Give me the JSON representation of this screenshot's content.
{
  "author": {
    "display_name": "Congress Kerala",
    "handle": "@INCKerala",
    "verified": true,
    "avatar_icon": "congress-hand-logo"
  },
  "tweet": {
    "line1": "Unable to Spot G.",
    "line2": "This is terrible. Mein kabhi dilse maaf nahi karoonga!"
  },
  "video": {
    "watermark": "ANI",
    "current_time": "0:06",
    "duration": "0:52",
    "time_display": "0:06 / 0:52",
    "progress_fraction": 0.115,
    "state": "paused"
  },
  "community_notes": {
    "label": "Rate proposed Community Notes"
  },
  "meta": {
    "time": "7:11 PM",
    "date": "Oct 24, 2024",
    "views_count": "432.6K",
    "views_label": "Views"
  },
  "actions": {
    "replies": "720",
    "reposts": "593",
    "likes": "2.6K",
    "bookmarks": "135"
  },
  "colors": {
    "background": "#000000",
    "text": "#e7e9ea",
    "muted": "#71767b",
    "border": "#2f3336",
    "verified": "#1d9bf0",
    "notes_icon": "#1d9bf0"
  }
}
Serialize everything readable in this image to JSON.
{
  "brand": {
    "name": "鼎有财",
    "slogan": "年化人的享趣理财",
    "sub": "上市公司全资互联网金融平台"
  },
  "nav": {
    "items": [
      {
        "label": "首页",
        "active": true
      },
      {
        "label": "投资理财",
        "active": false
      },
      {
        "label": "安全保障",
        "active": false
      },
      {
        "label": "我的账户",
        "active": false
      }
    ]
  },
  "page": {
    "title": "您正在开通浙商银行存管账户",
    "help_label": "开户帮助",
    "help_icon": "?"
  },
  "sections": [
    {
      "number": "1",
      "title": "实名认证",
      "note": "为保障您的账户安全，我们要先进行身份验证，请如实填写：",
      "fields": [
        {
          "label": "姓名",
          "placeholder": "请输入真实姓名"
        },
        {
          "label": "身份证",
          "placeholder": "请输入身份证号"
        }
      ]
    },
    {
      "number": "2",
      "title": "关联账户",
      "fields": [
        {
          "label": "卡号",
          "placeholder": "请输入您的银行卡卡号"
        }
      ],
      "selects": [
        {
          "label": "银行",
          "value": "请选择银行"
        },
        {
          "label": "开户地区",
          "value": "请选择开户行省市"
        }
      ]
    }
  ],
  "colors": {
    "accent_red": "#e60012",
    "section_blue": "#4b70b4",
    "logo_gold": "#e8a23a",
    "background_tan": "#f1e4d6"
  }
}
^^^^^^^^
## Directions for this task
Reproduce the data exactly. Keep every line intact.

## Solved problem
Give me the JSON representation of this screenshot's content.
{
  "author": {
    "display_name": "Congress Kerala",
    "handle": "@INCKerala",
    "verified": true,
    "avatar_icon": "congress-hand-logo"
  },
  "tweet": {
    "line1": "Unable to Spot G.",
    "line2": "This is terrible. Mein kabhi dilse maaf nahi karoonga!"
  },
  "video": {
    "watermark": "ANI",
    "current_time": "0:06",
    "duration": "0:52",
    "time_display": "0:06 / 0:52",
    "progress_fraction": 0.115,
    "state": "paused"
  },
  "community_notes": {
    "label": "Rate proposed Community Notes"
  },
  "meta": {
    "time": "7:11 PM",
    "date": "Oct 24, 2024",
    "views_count": "432.6K",
    "views_label": "Views"
  },
  "actions": {
    "replies": "720",
    "reposts": "593",
    "likes": "2.6K",
    "bookmarks": "135"
  },
  "colors": {
    "background": "#000000",
    "text": "#e7e9ea",
    "muted": "#71767b",
    "border": "#2f3336",
    "verified": "#1d9bf0",
    "notes_icon": "#1d9bf0"
  }
}
Serialize everything readable in this image to JSON.
{
  "brand": {
    "name": "鼎有财",
    "slogan": "年化人的享趣理财",
    "sub": "上市公司全资互联网金融平台"
  },
  "nav": {
    "items": [
      {
        "label": "首页",
        "active": true
      },
      {
        "label": "投资理财",
        "active": false
      },
      {
        "label": "安全保障",
        "active": false
      },
      {
        "label": "我的账户",
        "active": false
      }
    ]
  },
  "page": {
    "title": "您正在开通浙商银行存管账户",
    "help_label": "开户帮助",
    "help_icon": "?"
  },
  "sections": [
    {
      "number": "1",
      "title": "实名认证",
      "note": "为保障您的账户安全，我们要先进行身份验证，请如实填写：",
      "fields": [
        {
          "label": "姓名",
          "placeholder": "请输入真实姓名"
        },
        {
          "label": "身份证",
          "placeholder": "请输入身份证号"
        }
      ]
    },
    {
      "number": "2",
      "title": "关联账户",
      "fields": [
        {
          "label": "卡号",
          "placeholder": "请输入您的银行卡卡号"
        }
      ],
      "selects": [
        {
          "label": "银行",
          "value": "请选择银行"
        },
        {
          "label": "开户地区",
          "value": "请选择开户行省市"
        }
      ]
    }
  ],
  "colors": {
    "accent_red": "#e60012",
    "section_blue": "#4b70b4",
    "logo_gold": "#e8a23a",
    "background_tan": "#f1e4d6"
  }
}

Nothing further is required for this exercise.